_WORK REQUIRED_
Your response must be made up of each line in the data below that contains the string "JSON".

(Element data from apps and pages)
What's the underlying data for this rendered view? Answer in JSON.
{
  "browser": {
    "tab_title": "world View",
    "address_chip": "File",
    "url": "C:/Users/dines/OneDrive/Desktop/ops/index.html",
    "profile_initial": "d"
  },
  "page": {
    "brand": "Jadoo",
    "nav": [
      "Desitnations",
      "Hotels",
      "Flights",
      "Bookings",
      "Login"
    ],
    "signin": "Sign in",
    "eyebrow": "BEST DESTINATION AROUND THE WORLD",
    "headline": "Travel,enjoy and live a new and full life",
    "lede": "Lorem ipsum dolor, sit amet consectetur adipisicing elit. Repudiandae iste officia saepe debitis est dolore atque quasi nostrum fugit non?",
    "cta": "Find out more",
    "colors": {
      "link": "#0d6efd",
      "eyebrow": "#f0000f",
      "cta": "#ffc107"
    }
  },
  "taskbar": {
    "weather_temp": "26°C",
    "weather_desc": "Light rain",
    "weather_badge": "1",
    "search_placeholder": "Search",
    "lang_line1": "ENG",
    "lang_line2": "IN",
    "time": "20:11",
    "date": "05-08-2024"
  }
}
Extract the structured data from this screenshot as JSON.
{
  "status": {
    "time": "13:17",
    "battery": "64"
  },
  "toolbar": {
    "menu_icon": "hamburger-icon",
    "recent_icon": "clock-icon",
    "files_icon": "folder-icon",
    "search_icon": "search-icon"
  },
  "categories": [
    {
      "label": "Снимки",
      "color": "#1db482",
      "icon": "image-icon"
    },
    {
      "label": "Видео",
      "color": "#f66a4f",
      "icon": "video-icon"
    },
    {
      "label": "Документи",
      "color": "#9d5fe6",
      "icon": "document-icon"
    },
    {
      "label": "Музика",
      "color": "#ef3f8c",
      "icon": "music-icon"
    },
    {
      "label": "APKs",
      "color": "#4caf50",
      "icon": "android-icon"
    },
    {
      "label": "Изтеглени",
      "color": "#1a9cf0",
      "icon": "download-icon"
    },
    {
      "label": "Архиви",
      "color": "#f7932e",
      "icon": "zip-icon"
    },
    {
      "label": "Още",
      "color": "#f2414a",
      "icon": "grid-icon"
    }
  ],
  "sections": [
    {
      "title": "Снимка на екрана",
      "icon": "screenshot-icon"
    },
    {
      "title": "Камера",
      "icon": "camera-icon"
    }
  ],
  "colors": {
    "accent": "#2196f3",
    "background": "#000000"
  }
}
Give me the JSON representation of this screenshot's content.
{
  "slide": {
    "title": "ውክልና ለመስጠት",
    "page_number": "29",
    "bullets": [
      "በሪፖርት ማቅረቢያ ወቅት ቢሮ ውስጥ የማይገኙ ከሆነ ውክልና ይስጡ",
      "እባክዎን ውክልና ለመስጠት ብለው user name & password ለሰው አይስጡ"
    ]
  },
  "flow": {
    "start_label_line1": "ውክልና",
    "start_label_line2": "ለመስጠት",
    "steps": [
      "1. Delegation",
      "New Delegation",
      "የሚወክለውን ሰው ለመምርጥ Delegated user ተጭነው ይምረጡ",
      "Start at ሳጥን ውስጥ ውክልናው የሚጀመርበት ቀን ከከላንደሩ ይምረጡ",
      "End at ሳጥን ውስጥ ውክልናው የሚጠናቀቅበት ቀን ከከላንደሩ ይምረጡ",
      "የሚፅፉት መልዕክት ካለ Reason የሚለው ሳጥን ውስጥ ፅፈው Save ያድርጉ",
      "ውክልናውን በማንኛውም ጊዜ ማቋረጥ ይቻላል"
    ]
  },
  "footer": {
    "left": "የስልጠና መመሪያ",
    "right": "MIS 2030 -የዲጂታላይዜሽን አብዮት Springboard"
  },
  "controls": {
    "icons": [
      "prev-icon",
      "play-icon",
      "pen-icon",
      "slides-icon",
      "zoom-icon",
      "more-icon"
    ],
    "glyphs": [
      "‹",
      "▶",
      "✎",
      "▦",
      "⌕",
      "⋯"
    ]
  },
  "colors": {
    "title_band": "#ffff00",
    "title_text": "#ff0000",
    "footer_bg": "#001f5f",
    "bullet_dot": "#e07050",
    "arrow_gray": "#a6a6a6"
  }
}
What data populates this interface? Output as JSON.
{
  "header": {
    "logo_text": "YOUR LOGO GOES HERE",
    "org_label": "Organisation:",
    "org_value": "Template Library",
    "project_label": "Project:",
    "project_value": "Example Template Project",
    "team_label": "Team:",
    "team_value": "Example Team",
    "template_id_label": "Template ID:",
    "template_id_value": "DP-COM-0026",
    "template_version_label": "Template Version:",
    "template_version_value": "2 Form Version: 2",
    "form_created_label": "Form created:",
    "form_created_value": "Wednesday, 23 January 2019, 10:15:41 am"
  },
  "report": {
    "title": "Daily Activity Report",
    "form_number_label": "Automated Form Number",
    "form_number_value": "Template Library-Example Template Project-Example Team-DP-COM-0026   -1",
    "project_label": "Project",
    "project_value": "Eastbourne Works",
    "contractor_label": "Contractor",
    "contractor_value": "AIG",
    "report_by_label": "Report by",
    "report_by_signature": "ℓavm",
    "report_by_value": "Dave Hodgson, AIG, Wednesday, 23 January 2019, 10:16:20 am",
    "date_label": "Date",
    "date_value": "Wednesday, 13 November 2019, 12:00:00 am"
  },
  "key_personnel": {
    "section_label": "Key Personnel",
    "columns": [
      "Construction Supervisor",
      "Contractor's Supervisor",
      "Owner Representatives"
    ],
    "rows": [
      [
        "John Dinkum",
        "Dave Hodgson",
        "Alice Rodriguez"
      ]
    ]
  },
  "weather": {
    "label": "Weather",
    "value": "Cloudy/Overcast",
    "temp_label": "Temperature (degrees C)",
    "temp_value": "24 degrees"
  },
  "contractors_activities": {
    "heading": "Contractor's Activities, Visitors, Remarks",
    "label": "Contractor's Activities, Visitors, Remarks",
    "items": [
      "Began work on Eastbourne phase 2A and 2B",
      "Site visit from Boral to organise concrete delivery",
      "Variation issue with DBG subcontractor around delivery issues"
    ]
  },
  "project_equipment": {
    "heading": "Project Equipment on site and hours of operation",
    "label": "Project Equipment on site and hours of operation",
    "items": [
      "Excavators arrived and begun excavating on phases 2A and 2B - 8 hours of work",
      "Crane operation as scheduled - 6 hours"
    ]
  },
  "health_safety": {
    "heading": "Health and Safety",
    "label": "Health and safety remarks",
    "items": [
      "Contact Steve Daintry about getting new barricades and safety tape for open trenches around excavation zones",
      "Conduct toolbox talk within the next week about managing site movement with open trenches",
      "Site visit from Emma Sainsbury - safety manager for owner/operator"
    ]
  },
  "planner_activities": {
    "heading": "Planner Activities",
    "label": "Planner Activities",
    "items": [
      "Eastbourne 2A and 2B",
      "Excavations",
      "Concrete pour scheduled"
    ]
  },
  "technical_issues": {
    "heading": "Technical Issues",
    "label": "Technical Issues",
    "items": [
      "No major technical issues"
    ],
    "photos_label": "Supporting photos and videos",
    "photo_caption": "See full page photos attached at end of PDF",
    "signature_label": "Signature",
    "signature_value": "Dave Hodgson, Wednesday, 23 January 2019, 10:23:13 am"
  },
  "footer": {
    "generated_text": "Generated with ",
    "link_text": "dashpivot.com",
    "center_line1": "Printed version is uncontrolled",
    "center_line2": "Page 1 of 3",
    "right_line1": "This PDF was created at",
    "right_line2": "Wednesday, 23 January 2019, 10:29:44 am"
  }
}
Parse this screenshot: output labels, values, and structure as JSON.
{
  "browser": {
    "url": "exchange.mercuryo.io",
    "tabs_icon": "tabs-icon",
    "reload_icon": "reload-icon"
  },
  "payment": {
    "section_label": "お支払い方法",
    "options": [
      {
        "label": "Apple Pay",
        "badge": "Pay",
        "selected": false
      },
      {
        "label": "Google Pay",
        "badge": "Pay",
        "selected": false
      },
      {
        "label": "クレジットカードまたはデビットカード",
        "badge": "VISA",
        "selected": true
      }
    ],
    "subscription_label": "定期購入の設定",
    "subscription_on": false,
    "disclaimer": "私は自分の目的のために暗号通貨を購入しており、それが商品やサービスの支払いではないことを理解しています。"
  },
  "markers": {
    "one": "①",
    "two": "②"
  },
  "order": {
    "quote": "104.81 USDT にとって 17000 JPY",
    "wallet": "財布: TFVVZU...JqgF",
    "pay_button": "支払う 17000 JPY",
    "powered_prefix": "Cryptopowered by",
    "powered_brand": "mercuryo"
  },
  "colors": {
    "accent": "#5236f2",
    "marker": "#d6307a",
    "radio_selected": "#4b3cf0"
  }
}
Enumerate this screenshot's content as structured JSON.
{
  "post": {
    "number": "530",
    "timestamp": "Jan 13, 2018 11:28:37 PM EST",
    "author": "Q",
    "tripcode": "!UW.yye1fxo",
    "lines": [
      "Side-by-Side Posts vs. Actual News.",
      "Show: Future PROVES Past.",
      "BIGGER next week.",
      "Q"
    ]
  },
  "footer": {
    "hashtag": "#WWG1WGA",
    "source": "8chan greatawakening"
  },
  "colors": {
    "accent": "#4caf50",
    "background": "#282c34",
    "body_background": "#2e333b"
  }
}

_RESPONSE AREA_
What's the underlying data for this rendered view? Answer in JSON.
Extract the structured data from this screenshot as JSON.
Give me the JSON representation of this screenshot's content.
What data populates this interface? Output as JSON.
Parse this screenshot: output labels, values, and structure as JSON.
Enumerate this screenshot's content as structured JSON.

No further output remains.